https://breadline.wordpress.com/2009/02/05/six-degrees-of-bernie-madoff/

A 162-page, single-spaced list of people allegedly swindled by money manager Bernie Madoff was filed late Wednesday with the U.S. Bankruptcy Court in New York. These thousands of people allegedly are victims of the biggest Ponzi scheme in history, through which Madoff supposedly paid early investors with money from new investors.

There are some prominent names on the list, including CNN talk-show host Larry King, Hall of Fame baseball pitcher Sandy Koufax, actor John Malkovich, U.S. Sen. Frank Lautenberg, New York Mets owner Fred Wilpon, World Trade Center developer Larry Silverstein – and actor Kevin Bacon.

Kevin Bacon? This means playing Six Degrees of Kevin Bacon just got a whole lot easier thanks to Bernie Madoff’s $50 billion swindle.

Surely you are familiar with Six Degrees of Kevin Bacon, a game wherein players link other stars to the prolific actor through six or fewer films. The game is based on psychologist Stanley Milgram’s theory that there are six or less degrees of separation between any two people on Earth.

I hereby propose an updated version of the Kevin Bacon game: Six Degrees of Bernie Madoff. Keep in mind that most of the disgraced financier’s clients probably used a middle man to make their investments with Madoff, so, for example, there likely are two degrees of separation between Bacon and Madoff. I suspect that King’s inclusion on the list makes it possible for practically anyone to be tied within six degrees of separation from Madoff.
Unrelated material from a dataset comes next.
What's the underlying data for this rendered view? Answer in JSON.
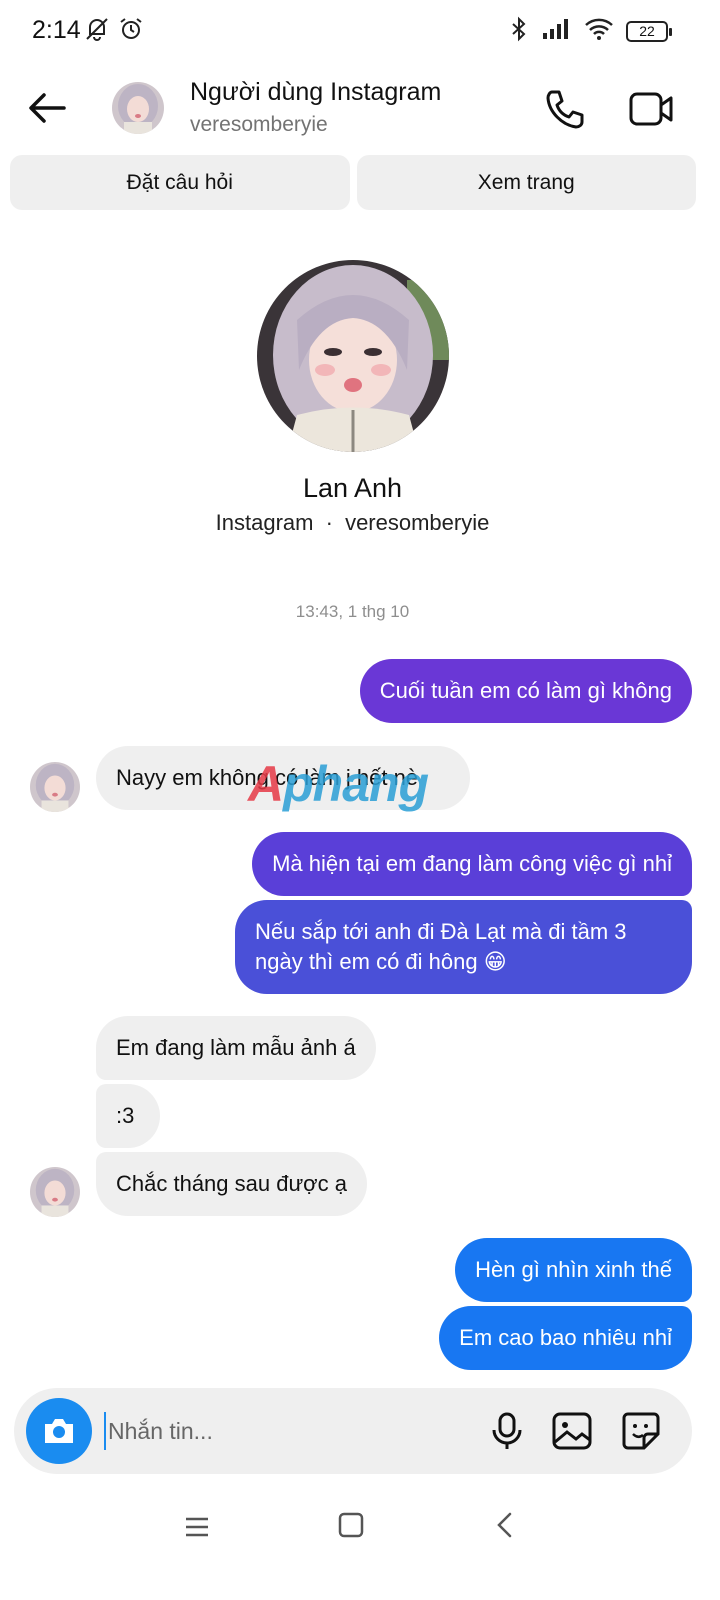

For fun, consider how far removed you are from Madoff. I am four degrees of separation from Madoff, if King is two degrees away from him. King recently interviewed former Illinois Gov. Rod Blagojevich, who I met twice during my journalism career.

The possibilities are endless. Find Madoff’s complete client list on the Internet and start making connections.